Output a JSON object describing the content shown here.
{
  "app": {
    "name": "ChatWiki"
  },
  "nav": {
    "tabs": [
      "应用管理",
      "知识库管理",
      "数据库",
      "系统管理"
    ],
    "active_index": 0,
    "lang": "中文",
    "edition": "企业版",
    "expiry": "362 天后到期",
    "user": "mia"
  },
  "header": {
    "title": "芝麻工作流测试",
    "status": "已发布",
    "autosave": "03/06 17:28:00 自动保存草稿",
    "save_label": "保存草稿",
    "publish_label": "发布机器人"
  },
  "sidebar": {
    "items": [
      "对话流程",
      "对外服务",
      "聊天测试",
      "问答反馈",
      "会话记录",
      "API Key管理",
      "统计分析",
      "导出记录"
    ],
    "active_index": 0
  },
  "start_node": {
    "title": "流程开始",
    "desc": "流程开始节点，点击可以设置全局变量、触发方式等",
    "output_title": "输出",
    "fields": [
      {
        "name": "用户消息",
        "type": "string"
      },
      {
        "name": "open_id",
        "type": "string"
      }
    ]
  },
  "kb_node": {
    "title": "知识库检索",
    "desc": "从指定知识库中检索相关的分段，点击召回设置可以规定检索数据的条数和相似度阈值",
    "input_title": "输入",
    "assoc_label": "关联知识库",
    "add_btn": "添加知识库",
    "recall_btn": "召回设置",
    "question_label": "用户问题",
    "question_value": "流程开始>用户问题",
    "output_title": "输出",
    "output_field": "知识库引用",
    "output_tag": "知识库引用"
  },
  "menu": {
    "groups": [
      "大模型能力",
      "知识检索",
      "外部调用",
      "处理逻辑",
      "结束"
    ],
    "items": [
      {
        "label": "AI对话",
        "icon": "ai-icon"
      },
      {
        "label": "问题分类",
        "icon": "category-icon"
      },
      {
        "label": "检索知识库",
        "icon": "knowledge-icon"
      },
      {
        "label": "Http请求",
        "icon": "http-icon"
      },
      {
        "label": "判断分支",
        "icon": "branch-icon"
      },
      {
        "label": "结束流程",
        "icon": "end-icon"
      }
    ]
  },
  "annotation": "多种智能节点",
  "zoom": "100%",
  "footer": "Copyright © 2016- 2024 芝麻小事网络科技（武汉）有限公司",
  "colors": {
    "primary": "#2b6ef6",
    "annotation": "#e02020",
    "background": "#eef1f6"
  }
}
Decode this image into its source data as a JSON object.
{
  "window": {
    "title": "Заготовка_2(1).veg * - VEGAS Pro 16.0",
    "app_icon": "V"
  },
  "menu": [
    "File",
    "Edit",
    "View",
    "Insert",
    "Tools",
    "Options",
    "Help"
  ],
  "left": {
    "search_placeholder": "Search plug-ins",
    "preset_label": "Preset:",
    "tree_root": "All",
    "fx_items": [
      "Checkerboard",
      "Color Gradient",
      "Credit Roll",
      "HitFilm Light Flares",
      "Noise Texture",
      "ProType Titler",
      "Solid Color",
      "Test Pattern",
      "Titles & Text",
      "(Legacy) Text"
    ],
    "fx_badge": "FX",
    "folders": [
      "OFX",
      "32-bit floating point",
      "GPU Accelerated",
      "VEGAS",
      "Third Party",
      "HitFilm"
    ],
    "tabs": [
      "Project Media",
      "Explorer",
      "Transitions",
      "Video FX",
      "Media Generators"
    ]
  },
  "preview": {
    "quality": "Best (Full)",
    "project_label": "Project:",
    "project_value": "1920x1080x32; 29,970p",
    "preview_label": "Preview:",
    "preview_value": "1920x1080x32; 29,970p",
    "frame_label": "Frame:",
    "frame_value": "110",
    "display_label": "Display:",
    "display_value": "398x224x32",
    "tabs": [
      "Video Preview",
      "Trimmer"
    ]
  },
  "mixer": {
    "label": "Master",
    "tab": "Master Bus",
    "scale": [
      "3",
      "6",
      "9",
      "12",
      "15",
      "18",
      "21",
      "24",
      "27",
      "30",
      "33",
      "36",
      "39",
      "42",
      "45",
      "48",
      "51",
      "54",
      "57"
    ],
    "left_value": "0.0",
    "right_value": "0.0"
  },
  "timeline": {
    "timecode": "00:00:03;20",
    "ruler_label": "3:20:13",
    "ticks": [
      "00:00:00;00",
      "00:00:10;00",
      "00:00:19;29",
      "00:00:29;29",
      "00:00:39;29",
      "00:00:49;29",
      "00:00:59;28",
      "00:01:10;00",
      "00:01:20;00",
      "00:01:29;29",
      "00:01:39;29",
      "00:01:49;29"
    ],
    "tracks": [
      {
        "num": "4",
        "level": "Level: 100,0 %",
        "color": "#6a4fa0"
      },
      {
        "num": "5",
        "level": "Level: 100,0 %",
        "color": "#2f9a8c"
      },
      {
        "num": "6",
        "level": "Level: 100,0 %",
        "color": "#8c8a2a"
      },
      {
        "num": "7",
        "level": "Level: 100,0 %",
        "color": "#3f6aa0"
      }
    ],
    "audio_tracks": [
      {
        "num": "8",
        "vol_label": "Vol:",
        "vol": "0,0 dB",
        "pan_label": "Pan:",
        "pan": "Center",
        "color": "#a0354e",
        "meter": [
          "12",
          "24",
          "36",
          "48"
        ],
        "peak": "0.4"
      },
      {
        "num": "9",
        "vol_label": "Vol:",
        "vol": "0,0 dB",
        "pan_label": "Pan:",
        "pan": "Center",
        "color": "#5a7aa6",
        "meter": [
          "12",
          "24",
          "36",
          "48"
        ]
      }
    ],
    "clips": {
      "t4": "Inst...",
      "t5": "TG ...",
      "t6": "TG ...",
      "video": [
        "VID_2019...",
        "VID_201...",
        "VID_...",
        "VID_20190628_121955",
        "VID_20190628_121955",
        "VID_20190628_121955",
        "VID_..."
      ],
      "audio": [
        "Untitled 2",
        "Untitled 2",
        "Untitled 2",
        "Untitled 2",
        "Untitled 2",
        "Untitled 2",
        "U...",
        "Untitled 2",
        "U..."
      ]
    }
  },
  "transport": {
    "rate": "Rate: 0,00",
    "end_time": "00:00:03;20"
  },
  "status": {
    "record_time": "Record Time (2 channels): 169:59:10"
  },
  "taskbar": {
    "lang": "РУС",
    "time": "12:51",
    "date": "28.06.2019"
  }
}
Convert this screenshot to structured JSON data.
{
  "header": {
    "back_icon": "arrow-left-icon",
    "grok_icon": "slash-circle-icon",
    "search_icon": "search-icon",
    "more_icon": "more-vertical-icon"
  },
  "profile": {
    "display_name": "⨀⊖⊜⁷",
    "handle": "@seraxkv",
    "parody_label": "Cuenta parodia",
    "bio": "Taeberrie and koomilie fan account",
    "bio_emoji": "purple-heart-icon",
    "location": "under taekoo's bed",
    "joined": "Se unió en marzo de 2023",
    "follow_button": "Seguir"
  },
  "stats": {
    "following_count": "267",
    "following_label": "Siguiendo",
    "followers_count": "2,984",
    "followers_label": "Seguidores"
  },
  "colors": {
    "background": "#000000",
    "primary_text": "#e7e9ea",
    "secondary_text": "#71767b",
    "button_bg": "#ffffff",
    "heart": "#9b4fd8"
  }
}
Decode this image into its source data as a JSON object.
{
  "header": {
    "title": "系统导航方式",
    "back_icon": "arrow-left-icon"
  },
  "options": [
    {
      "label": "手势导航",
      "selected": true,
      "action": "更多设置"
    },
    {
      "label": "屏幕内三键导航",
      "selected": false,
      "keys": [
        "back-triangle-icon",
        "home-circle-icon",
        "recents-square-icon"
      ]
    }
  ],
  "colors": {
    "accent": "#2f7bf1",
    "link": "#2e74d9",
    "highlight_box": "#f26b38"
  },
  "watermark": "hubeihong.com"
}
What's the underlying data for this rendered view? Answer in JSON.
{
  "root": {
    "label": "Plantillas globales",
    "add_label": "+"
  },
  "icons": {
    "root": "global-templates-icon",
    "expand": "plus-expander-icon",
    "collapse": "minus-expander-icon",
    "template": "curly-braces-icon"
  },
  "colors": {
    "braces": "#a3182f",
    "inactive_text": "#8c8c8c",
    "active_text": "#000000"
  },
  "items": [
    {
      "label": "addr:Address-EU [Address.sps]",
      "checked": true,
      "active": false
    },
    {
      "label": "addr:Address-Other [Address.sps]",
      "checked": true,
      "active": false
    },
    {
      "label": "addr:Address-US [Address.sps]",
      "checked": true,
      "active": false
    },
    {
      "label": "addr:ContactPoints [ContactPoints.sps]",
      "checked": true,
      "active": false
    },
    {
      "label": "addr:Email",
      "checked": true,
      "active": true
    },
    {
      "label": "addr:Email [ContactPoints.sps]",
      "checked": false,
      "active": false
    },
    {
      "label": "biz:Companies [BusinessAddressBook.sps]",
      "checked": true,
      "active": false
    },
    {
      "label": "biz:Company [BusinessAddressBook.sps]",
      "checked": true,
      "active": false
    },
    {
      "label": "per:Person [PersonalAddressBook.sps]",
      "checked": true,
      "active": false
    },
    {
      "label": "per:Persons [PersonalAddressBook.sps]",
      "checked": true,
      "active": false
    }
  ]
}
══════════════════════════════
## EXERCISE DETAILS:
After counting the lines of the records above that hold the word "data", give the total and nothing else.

## TASK RESPONSE:
4